*Record extracts*:
╔══
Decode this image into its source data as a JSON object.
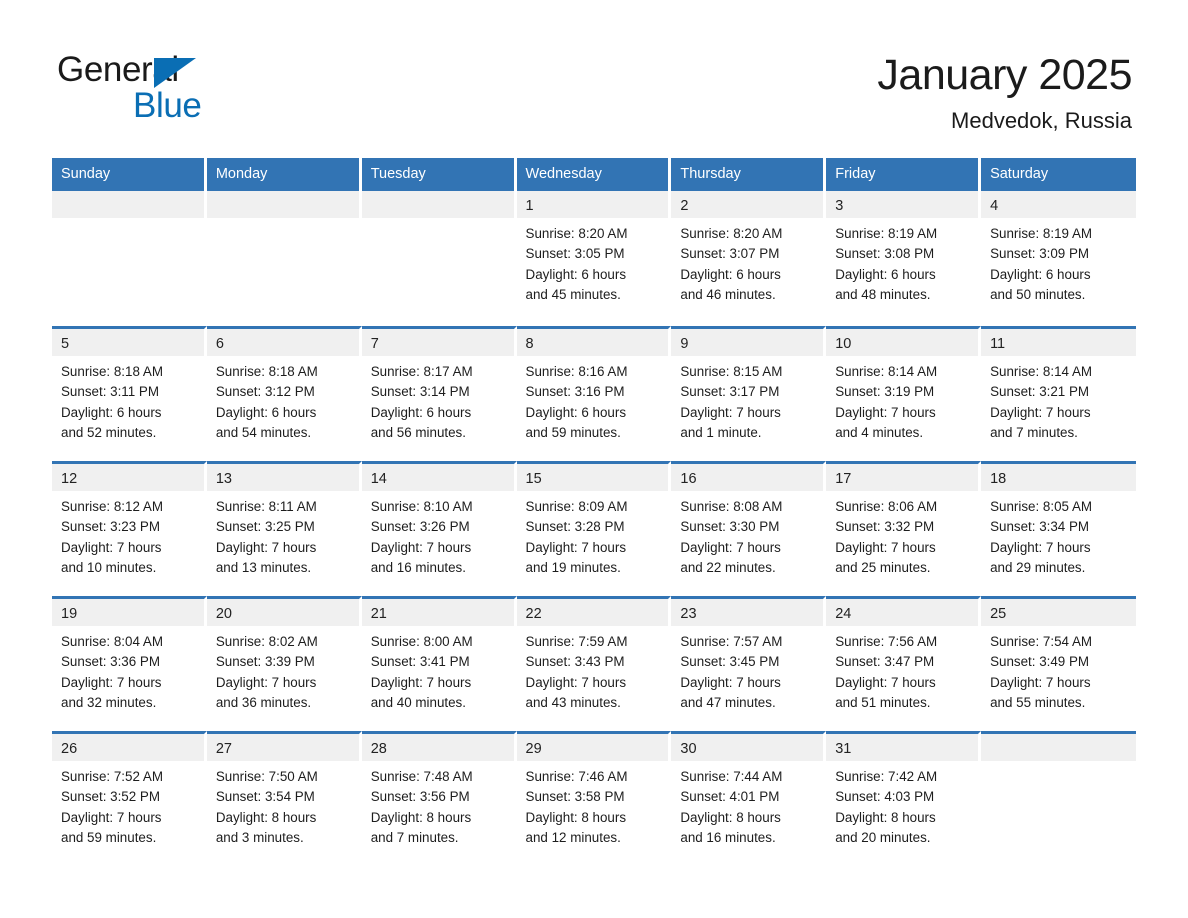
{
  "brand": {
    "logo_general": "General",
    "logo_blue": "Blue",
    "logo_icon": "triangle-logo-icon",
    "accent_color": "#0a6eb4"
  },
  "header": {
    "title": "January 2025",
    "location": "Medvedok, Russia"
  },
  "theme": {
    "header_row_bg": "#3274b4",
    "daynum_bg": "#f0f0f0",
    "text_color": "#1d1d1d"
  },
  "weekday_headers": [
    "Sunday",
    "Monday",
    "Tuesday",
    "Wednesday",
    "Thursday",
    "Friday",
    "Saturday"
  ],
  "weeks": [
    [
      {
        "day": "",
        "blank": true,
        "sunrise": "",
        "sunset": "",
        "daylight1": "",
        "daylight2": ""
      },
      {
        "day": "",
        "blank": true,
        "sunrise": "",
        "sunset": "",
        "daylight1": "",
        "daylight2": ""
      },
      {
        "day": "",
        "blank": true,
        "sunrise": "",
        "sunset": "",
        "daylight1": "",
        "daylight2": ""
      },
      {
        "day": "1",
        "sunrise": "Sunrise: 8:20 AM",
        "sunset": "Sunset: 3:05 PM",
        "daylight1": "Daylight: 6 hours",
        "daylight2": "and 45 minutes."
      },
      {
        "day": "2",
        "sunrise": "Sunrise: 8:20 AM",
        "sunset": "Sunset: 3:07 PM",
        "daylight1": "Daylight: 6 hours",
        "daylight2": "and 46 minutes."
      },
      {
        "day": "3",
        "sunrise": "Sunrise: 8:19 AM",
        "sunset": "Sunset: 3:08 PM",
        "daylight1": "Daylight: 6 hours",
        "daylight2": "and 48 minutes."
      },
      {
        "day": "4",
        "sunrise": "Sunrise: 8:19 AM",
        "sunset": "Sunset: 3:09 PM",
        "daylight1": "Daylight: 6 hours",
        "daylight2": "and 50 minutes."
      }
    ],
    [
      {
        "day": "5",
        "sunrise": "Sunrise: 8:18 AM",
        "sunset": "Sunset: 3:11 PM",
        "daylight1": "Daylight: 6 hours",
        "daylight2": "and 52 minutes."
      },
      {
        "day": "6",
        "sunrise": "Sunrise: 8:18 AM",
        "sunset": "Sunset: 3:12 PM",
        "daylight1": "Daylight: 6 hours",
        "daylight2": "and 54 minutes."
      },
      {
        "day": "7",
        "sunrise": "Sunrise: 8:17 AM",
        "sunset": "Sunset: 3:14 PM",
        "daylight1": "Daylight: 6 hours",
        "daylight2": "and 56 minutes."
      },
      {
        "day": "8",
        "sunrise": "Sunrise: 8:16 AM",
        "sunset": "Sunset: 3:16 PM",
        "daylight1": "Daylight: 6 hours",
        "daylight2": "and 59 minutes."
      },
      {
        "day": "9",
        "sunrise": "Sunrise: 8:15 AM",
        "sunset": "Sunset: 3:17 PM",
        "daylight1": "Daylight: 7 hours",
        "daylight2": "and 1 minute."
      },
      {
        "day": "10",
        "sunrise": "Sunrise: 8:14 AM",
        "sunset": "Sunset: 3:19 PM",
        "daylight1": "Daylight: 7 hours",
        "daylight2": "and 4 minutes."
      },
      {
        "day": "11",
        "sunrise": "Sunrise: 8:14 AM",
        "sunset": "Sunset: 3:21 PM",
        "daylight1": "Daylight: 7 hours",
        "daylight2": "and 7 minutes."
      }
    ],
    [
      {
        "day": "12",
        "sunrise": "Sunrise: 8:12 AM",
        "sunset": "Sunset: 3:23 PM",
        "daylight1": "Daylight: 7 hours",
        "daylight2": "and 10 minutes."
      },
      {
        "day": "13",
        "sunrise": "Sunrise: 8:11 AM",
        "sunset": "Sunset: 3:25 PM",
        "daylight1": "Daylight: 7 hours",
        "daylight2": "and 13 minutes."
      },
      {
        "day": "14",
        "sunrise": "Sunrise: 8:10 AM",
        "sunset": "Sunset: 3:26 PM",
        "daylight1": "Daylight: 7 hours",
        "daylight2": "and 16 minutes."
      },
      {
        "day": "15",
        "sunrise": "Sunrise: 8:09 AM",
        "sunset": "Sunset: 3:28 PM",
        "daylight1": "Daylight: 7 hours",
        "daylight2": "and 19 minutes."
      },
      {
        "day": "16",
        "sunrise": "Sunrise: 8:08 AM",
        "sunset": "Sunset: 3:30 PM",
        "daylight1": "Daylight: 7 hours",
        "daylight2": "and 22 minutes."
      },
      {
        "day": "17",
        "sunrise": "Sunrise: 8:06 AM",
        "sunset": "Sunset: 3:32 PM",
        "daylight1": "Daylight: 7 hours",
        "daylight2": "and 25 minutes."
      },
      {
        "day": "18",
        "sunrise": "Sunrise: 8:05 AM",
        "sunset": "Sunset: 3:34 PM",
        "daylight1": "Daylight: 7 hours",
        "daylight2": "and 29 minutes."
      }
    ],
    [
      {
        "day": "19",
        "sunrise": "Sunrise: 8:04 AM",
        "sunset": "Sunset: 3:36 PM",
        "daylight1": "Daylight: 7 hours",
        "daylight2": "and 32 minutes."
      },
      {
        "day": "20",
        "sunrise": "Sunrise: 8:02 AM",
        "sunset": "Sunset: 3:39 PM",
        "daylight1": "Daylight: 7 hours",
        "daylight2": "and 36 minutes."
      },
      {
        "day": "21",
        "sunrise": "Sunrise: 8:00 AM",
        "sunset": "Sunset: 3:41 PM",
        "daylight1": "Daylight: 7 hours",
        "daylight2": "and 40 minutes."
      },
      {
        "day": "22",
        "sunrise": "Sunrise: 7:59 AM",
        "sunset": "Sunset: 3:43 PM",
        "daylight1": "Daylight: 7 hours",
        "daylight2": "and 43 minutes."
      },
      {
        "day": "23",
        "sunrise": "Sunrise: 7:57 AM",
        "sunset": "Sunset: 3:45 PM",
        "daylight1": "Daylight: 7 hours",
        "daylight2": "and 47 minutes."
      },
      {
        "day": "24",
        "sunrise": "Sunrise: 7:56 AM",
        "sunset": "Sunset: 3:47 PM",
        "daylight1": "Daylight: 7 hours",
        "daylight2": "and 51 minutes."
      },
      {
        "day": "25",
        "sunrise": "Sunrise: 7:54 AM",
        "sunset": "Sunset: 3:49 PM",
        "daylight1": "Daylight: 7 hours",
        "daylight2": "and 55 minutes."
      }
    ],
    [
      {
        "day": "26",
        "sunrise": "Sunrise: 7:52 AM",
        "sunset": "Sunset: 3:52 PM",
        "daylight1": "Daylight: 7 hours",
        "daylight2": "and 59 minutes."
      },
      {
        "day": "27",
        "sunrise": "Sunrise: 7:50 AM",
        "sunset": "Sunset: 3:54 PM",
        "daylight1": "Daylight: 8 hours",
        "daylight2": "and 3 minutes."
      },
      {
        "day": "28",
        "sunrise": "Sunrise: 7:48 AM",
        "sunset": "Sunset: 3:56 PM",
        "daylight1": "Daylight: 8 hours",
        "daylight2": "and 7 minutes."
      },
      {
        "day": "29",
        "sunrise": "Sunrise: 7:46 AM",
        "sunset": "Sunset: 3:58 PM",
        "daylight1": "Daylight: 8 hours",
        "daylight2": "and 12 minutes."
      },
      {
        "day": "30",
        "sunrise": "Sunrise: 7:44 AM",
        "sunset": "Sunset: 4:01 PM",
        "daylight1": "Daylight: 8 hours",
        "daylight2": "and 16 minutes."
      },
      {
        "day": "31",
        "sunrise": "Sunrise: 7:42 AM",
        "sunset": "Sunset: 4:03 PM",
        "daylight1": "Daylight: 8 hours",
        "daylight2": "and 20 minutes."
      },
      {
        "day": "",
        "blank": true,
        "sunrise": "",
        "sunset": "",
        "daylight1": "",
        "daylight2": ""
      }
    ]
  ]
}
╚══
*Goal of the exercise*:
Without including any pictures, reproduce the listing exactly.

*Task response*:
Decode this image into its source data as a JSON object.
{
  "brand": {
    "logo_general": "General",
    "logo_blue": "Blue",
    "logo_icon": "triangle-logo-icon",
    "accent_color": "#0a6eb4"
  },
  "header": {
    "title": "January 2025",
    "location": "Medvedok, Russia"
  },
  "theme": {
    "header_row_bg": "#3274b4",
    "daynum_bg": "#f0f0f0",
    "text_color": "#1d1d1d"
  },
  "weekday_headers": [
    "Sunday",
    "Monday",
    "Tuesday",
    "Wednesday",
    "Thursday",
    "Friday",
    "Saturday"
  ],
  "weeks": [
    [
      {
        "day": "",
        "blank": true,
        "sunrise": "",
        "sunset": "",
        "daylight1": "",
        "daylight2": ""
      },
      {
        "day": "",
        "blank": true,
        "sunrise": "",
        "sunset": "",
        "daylight1": "",
        "daylight2": ""
      },
      {
        "day": "",
        "blank": true,
        "sunrise": "",
        "sunset": "",
        "daylight1": "",
        "daylight2": ""
      },
      {
        "day": "1",
        "sunrise": "Sunrise: 8:20 AM",
        "sunset": "Sunset: 3:05 PM",
        "daylight1": "Daylight: 6 hours",
        "daylight2": "and 45 minutes."
      },
      {
        "day": "2",
        "sunrise": "Sunrise: 8:20 AM",
        "sunset": "Sunset: 3:07 PM",
        "daylight1": "Daylight: 6 hours",
        "daylight2": "and 46 minutes."
      },
      {
        "day": "3",
        "sunrise": "Sunrise: 8:19 AM",
        "sunset": "Sunset: 3:08 PM",
        "daylight1": "Daylight: 6 hours",
        "daylight2": "and 48 minutes."
      },
      {
        "day": "4",
        "sunrise": "Sunrise: 8:19 AM",
        "sunset": "Sunset: 3:09 PM",
        "daylight1": "Daylight: 6 hours",
        "daylight2": "and 50 minutes."
      }
    ],
    [
      {
        "day": "5",
        "sunrise": "Sunrise: 8:18 AM",
        "sunset": "Sunset: 3:11 PM",
        "daylight1": "Daylight: 6 hours",
        "daylight2": "and 52 minutes."
      },
      {
        "day": "6",
        "sunrise": "Sunrise: 8:18 AM",
        "sunset": "Sunset: 3:12 PM",
        "daylight1": "Daylight: 6 hours",
        "daylight2": "and 54 minutes."
      },
      {
        "day": "7",
        "sunrise": "Sunrise: 8:17 AM",
        "sunset": "Sunset: 3:14 PM",
        "daylight1": "Daylight: 6 hours",
        "daylight2": "and 56 minutes."
      },
      {
        "day": "8",
        "sunrise": "Sunrise: 8:16 AM",
        "sunset": "Sunset: 3:16 PM",
        "daylight1": "Daylight: 6 hours",
        "daylight2": "and 59 minutes."
      },
      {
        "day": "9",
        "sunrise": "Sunrise: 8:15 AM",
        "sunset": "Sunset: 3:17 PM",
        "daylight1": "Daylight: 7 hours",
        "daylight2": "and 1 minute."
      },
      {
        "day": "10",
        "sunrise": "Sunrise: 8:14 AM",
        "sunset": "Sunset: 3:19 PM",
        "daylight1": "Daylight: 7 hours",
        "daylight2": "and 4 minutes."
      },
      {
        "day": "11",
        "sunrise": "Sunrise: 8:14 AM",
        "sunset": "Sunset: 3:21 PM",
        "daylight1": "Daylight: 7 hours",
        "daylight2": "and 7 minutes."
      }
    ],
    [
      {
        "day": "12",
        "sunrise": "Sunrise: 8:12 AM",
        "sunset": "Sunset: 3:23 PM",
        "daylight1": "Daylight: 7 hours",
        "daylight2": "and 10 minutes."
      },
      {
        "day": "13",
        "sunrise": "Sunrise: 8:11 AM",
        "sunset": "Sunset: 3:25 PM",
        "daylight1": "Daylight: 7 hours",
        "daylight2": "and 13 minutes."
      },
      {
        "day": "14",
        "sunrise": "Sunrise: 8:10 AM",
        "sunset": "Sunset: 3:26 PM",
        "daylight1": "Daylight: 7 hours",
        "daylight2": "and 16 minutes."
      },
      {
        "day": "15",
        "sunrise": "Sunrise: 8:09 AM",
        "sunset": "Sunset: 3:28 PM",
        "daylight1": "Daylight: 7 hours",
        "daylight2": "and 19 minutes."
      },
      {
        "day": "16",
        "sunrise": "Sunrise: 8:08 AM",
        "sunset": "Sunset: 3:30 PM",
        "daylight1": "Daylight: 7 hours",
        "daylight2": "and 22 minutes."
      },
      {
        "day": "17",
        "sunrise": "Sunrise: 8:06 AM",
        "sunset": "Sunset: 3:32 PM",
        "daylight1": "Daylight: 7 hours",
        "daylight2": "and 25 minutes."
      },
      {
        "day": "18",
        "sunrise": "Sunrise: 8:05 AM",
        "sunset": "Sunset: 3:34 PM",
        "daylight1": "Daylight: 7 hours",
        "daylight2": "and 29 minutes."
      }
    ],
    [
      {
        "day": "19",
        "sunrise": "Sunrise: 8:04 AM",
        "sunset": "Sunset: 3:36 PM",
        "daylight1": "Daylight: 7 hours",
        "daylight2": "and 32 minutes."
      },
      {
        "day": "20",
        "sunrise": "Sunrise: 8:02 AM",
        "sunset": "Sunset: 3:39 PM",
        "daylight1": "Daylight: 7 hours",
        "daylight2": "and 36 minutes."
      },
      {
        "day": "21",
        "sunrise": "Sunrise: 8:00 AM",
        "sunset": "Sunset: 3:41 PM",
        "daylight1": "Daylight: 7 hours",
        "daylight2": "and 40 minutes."
      },
      {
        "day": "22",
        "sunrise": "Sunrise: 7:59 AM",
        "sunset": "Sunset: 3:43 PM",
        "daylight1": "Daylight: 7 hours",
        "daylight2": "and 43 minutes."
      },
      {
        "day": "23",
        "sunrise": "Sunrise: 7:57 AM",
        "sunset": "Sunset: 3:45 PM",
        "daylight1": "Daylight: 7 hours",
        "daylight2": "and 47 minutes."
      },
      {
        "day": "24",
        "sunrise": "Sunrise: 7:56 AM",
        "sunset": "Sunset: 3:47 PM",
        "daylight1": "Daylight: 7 hours",
        "daylight2": "and 51 minutes."
      },
      {
        "day": "25",
        "sunrise": "Sunrise: 7:54 AM",
        "sunset": "Sunset: 3:49 PM",
        "daylight1": "Daylight: 7 hours",
        "daylight2": "and 55 minutes."
      }
    ],
    [
      {
        "day": "26",
        "sunrise": "Sunrise: 7:52 AM",
        "sunset": "Sunset: 3:52 PM",
        "daylight1": "Daylight: 7 hours",
        "daylight2": "and 59 minutes."
      },
      {
        "day": "27",
        "sunrise": "Sunrise: 7:50 AM",
        "sunset": "Sunset: 3:54 PM",
        "daylight1": "Daylight: 8 hours",
        "daylight2": "and 3 minutes."
      },
      {
        "day": "28",
        "sunrise": "Sunrise: 7:48 AM",
        "sunset": "Sunset: 3:56 PM",
        "daylight1": "Daylight: 8 hours",
        "daylight2": "and 7 minutes."
      },
      {
        "day": "29",
        "sunrise": "Sunrise: 7:46 AM",
        "sunset": "Sunset: 3:58 PM",
        "daylight1": "Daylight: 8 hours",
        "daylight2": "and 12 minutes."
      },
      {
        "day": "30",
        "sunrise": "Sunrise: 7:44 AM",
        "sunset": "Sunset: 4:01 PM",
        "daylight1": "Daylight: 8 hours",
        "daylight2": "and 16 minutes."
      },
      {
        "day": "31",
        "sunrise": "Sunrise: 7:42 AM",
        "sunset": "Sunset: 4:03 PM",
        "daylight1": "Daylight: 8 hours",
        "daylight2": "and 20 minutes."
      },
      {
        "day": "",
        "blank": true,
        "sunrise": "",
        "sunset": "",
        "daylight1": "",
        "daylight2": ""
      }
    ]
  ]
}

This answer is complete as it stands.